EXERCISE INPUTS >>
============
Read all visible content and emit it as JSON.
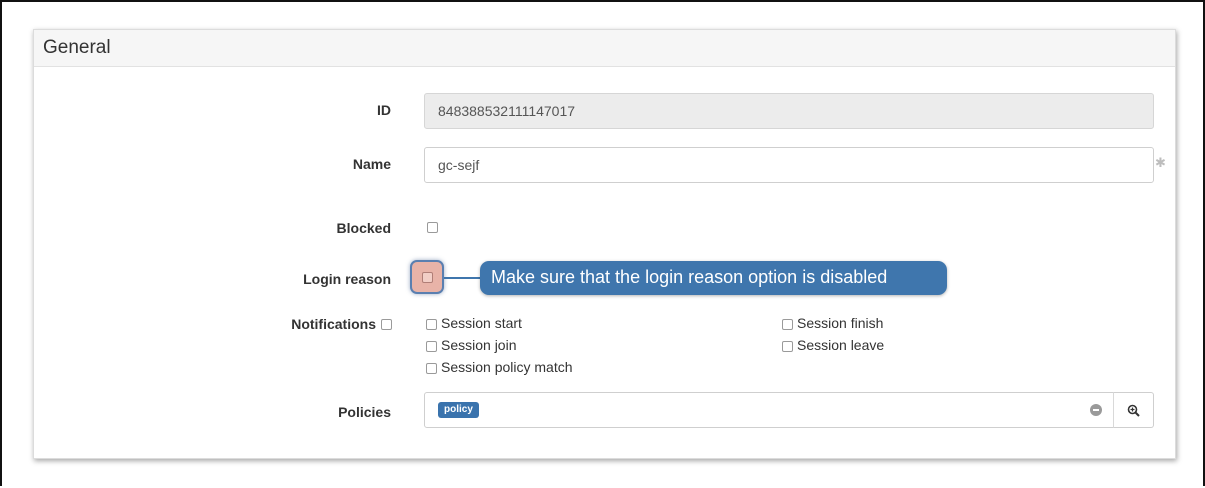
{
  "panel": {
    "title": "General"
  },
  "fields": {
    "id": {
      "label": "ID",
      "value": "848388532111147017"
    },
    "name": {
      "label": "Name",
      "value": "gc-sejf"
    },
    "blocked": {
      "label": "Blocked",
      "checked": false
    },
    "login_reason": {
      "label": "Login reason",
      "checked": false
    },
    "notifications": {
      "label": "Notifications",
      "checked": false,
      "options": [
        {
          "label": "Session start",
          "checked": false
        },
        {
          "label": "Session join",
          "checked": false
        },
        {
          "label": "Session policy match",
          "checked": false
        },
        {
          "label": "Session finish",
          "checked": false
        },
        {
          "label": "Session leave",
          "checked": false
        }
      ]
    },
    "policies": {
      "label": "Policies",
      "tags": [
        "policy"
      ]
    }
  },
  "callout": {
    "text": "Make sure that the login reason option is disabled"
  },
  "colors": {
    "callout_bg": "#3f76ad",
    "highlight_bg": "#e8b3a8",
    "tag_bg": "#3a73ad"
  },
  "icons": {
    "required": "asterisk-icon",
    "clear": "clear-circle-icon",
    "search": "zoom-in-icon"
  }
}
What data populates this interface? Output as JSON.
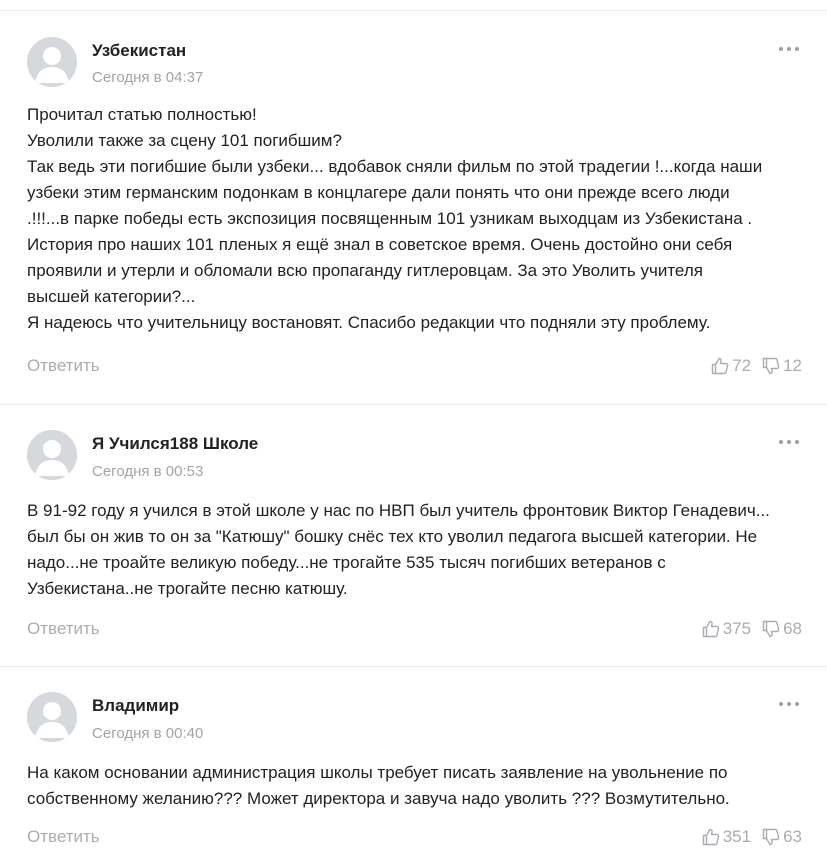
{
  "comments": [
    {
      "author": "Узбекистан",
      "time": "Сегодня в 04:37",
      "lines": [
        "Прочитал статью полностью!",
        "Уволили также за сцену 101 погибшим?",
        "Так ведь эти погибшие были узбеки... вдобавок сняли фильм по этой традегии !...когда наши",
        "узбеки этим германским подонкам в концлагере дали понять что они прежде всего люди",
        ".!!!...в парке победы есть экспозиция посвященным 101 узникам выходцам из Узбекистана .",
        "История про наших 101 пленых я ещё знал в советское время. Очень достойно они себя",
        "проявили и утерли и обломали всю пропаганду гитлеровцам. За это Уволить учителя",
        "высшей категории?...",
        "Я надеюсь что учительницу востановят. Спасибо редакции что подняли эту проблему."
      ],
      "reply": "Ответить",
      "likes": "72",
      "dislikes": "12"
    },
    {
      "author": "Я Учился188 Школе",
      "time": "Сегодня в 00:53",
      "lines": [
        "В 91-92 году я учился в этой школе у нас по НВП был учитель фронтовик Виктор Генадевич...",
        "был бы он жив то он за \"Катюшу\" бошку снёс тех кто уволил педагога высшей категории. Не",
        "надо...не троайте великую победу...не трогайте 535 тысяч погибших ветеранов с",
        "Узбекистана..не трогайте песню катюшу."
      ],
      "reply": "Ответить",
      "likes": "375",
      "dislikes": "68"
    },
    {
      "author": "Владимир",
      "time": "Сегодня в 00:40",
      "lines": [
        "На каком основании администрация школы требует писать заявление на увольнение по",
        "собственному желанию??? Может директора и завуча надо уволить ??? Возмутительно."
      ],
      "reply": "Ответить",
      "likes": "351",
      "dislikes": "63"
    }
  ],
  "icons": {
    "avatar": "user-silhouette",
    "more": "more-dots-icon",
    "like": "thumbs-up-icon",
    "dislike": "thumbs-down-icon"
  },
  "colors": {
    "muted": "#a8acb2",
    "avatar_bg": "#d5d8dc",
    "text": "#222222"
  }
}
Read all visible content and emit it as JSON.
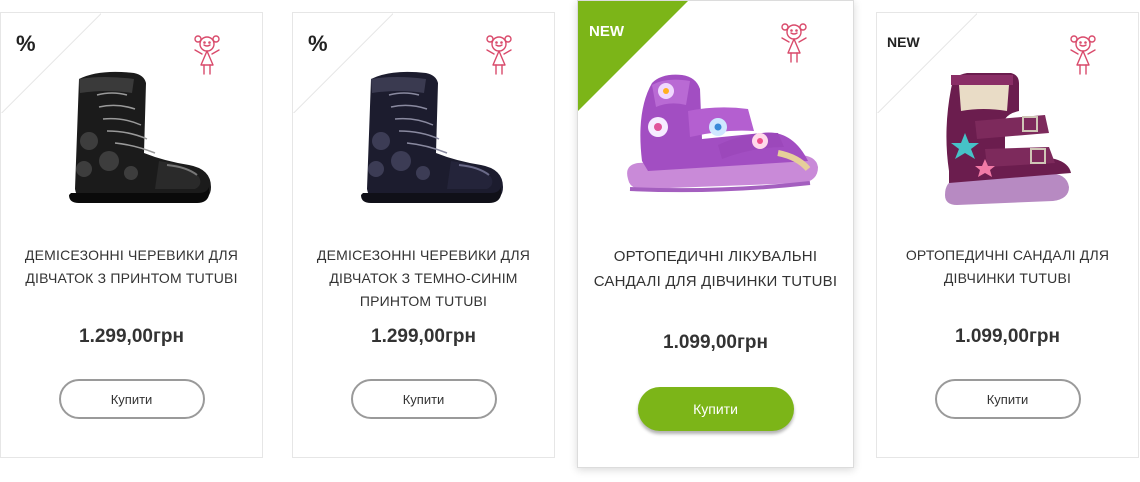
{
  "colors": {
    "accent": "#7cb518",
    "icon_pink": "#d94a6b"
  },
  "products": [
    {
      "badge": "%",
      "title_lines": [
        "ДЕМІСЕЗОННІ ЧЕРЕВИКИ ДЛЯ",
        "ДІВЧАТОК З ПРИНТОМ TUTUBI"
      ],
      "price": "1.299,00грн",
      "buy_label": "Купити",
      "icon": "girl-icon",
      "image": "black-ankle-boot"
    },
    {
      "badge": "%",
      "title_lines": [
        "ДЕМІСЕЗОННІ ЧЕРЕВИКИ ДЛЯ",
        "ДІВЧАТОК З ТЕМНО-СИНІМ",
        "ПРИНТОМ TUTUBI"
      ],
      "price": "1.299,00грн",
      "buy_label": "Купити",
      "icon": "girl-icon",
      "image": "navy-ankle-boot"
    },
    {
      "badge": "NEW",
      "title_lines": [
        "ОРТОПЕДИЧНІ ЛІКУВАЛЬНІ",
        "САНДАЛІ ДЛЯ ДІВЧИНКИ TUTUBI"
      ],
      "price": "1.099,00грн",
      "buy_label": "Купити",
      "icon": "girl-icon",
      "image": "lilac-orthopedic-sandal"
    },
    {
      "badge": "NEW",
      "title_lines": [
        "ОРТОПЕДИЧНІ САНДАЛІ ДЛЯ",
        "ДІВЧИНКИ TUTUBI"
      ],
      "price": "1.099,00грн",
      "buy_label": "Купити",
      "icon": "girl-icon",
      "image": "plum-orthopedic-sandal"
    }
  ]
}
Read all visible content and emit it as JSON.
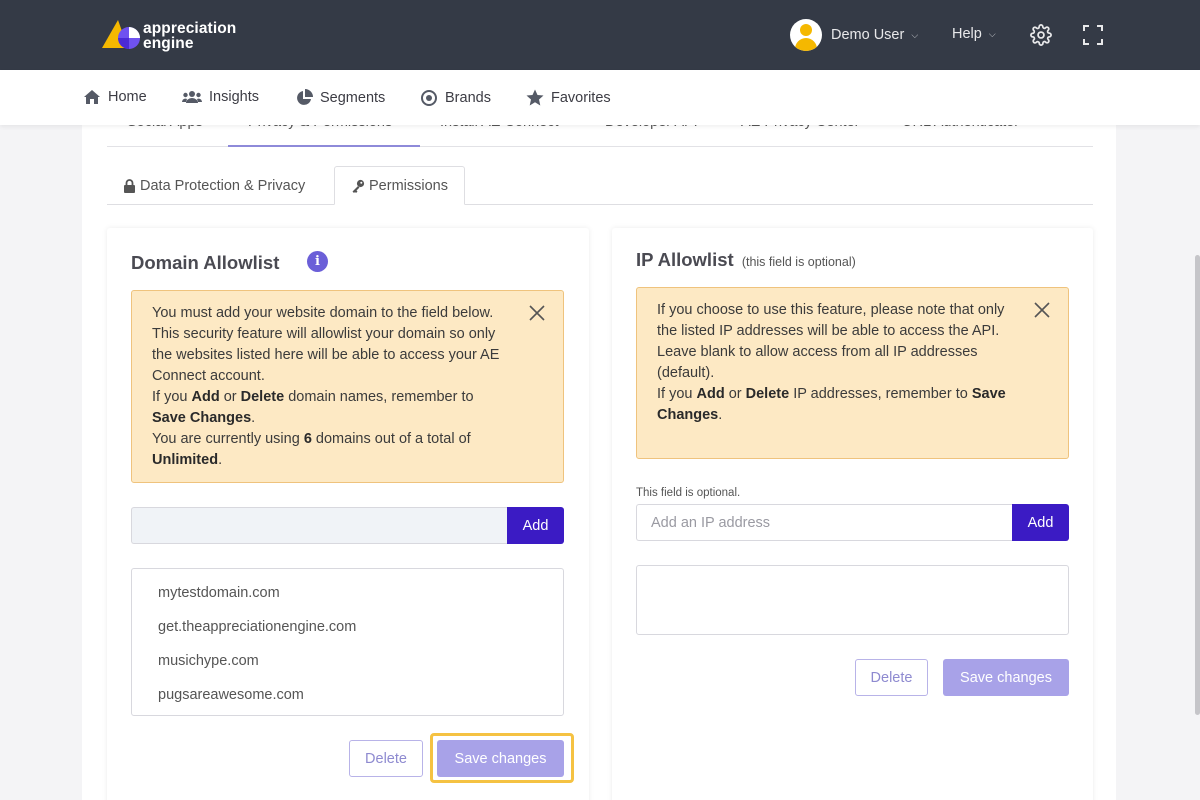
{
  "header": {
    "logo_line1": "appreciation",
    "logo_line2": "engine",
    "user_name": "Demo User",
    "help_label": "Help",
    "icons": {
      "settings": "gear-icon",
      "fullscreen": "expand-icon",
      "caret": "chevron-down-icon"
    }
  },
  "nav": {
    "items": [
      {
        "label": "Home",
        "icon": "home-icon"
      },
      {
        "label": "Insights",
        "icon": "users-icon"
      },
      {
        "label": "Segments",
        "icon": "pie-chart-icon"
      },
      {
        "label": "Brands",
        "icon": "target-icon"
      },
      {
        "label": "Favorites",
        "icon": "star-icon"
      }
    ]
  },
  "top_tabs": [
    {
      "label": "Social Apps"
    },
    {
      "label": "Privacy & Permissions",
      "active": true
    },
    {
      "label": "Install AE Connect"
    },
    {
      "label": "Developer API"
    },
    {
      "label": "AE Privacy Center"
    },
    {
      "label": "URL Authenticator"
    }
  ],
  "sub_tabs": [
    {
      "label": "Data Protection & Privacy",
      "icon": "lock-icon"
    },
    {
      "label": "Permissions",
      "icon": "key-icon",
      "active": true
    }
  ],
  "domain_panel": {
    "title": "Domain Allowlist",
    "alert": {
      "line1": "You must add your website domain to the field below. This security feature will allowlist your domain so only the websites listed here will be able to access your AE Connect account.",
      "line2_pre": "If you ",
      "line2_add": "Add",
      "line2_or": " or ",
      "line2_delete": "Delete",
      "line2_post": " domain names, remember to ",
      "line2_save": "Save Changes",
      "line2_end": ".",
      "line3_pre": "You are currently using ",
      "line3_count": "6",
      "line3_mid": " domains out of a total of ",
      "line3_total": "Unlimited",
      "line3_end": "."
    },
    "input_value": "",
    "add_label": "Add",
    "domains": [
      "mytestdomain.com",
      "get.theappreciationengine.com",
      "musichype.com",
      "pugsareawesome.com"
    ],
    "delete_label": "Delete",
    "save_label": "Save changes"
  },
  "ip_panel": {
    "title": "IP Allowlist",
    "title_note": "(this field is optional)",
    "alert": {
      "line1": "If you choose to use this feature, please note that only the listed IP addresses will be able to access the API.",
      "line2": "Leave blank to allow access from all IP addresses (default).",
      "line3_pre": "If you ",
      "line3_add": "Add",
      "line3_or": " or ",
      "line3_delete": "Delete",
      "line3_post": " IP addresses, remember to ",
      "line3_save": "Save Changes",
      "line3_end": "."
    },
    "optional_label": "This field is optional.",
    "input_placeholder": "Add an IP address",
    "add_label": "Add",
    "delete_label": "Delete",
    "save_label": "Save changes"
  },
  "colors": {
    "header_bg": "#343a46",
    "accent": "#3b1bc4",
    "save_button": "#a8a2e8",
    "alert_bg": "#fde9c4",
    "highlight": "#f5c242"
  }
}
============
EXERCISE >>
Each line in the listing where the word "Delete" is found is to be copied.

SOLUTION >>
      "line2_delete": "Delete",
    "delete_label": "Delete",
      "line3_delete": "Delete",
    "delete_label": "Delete",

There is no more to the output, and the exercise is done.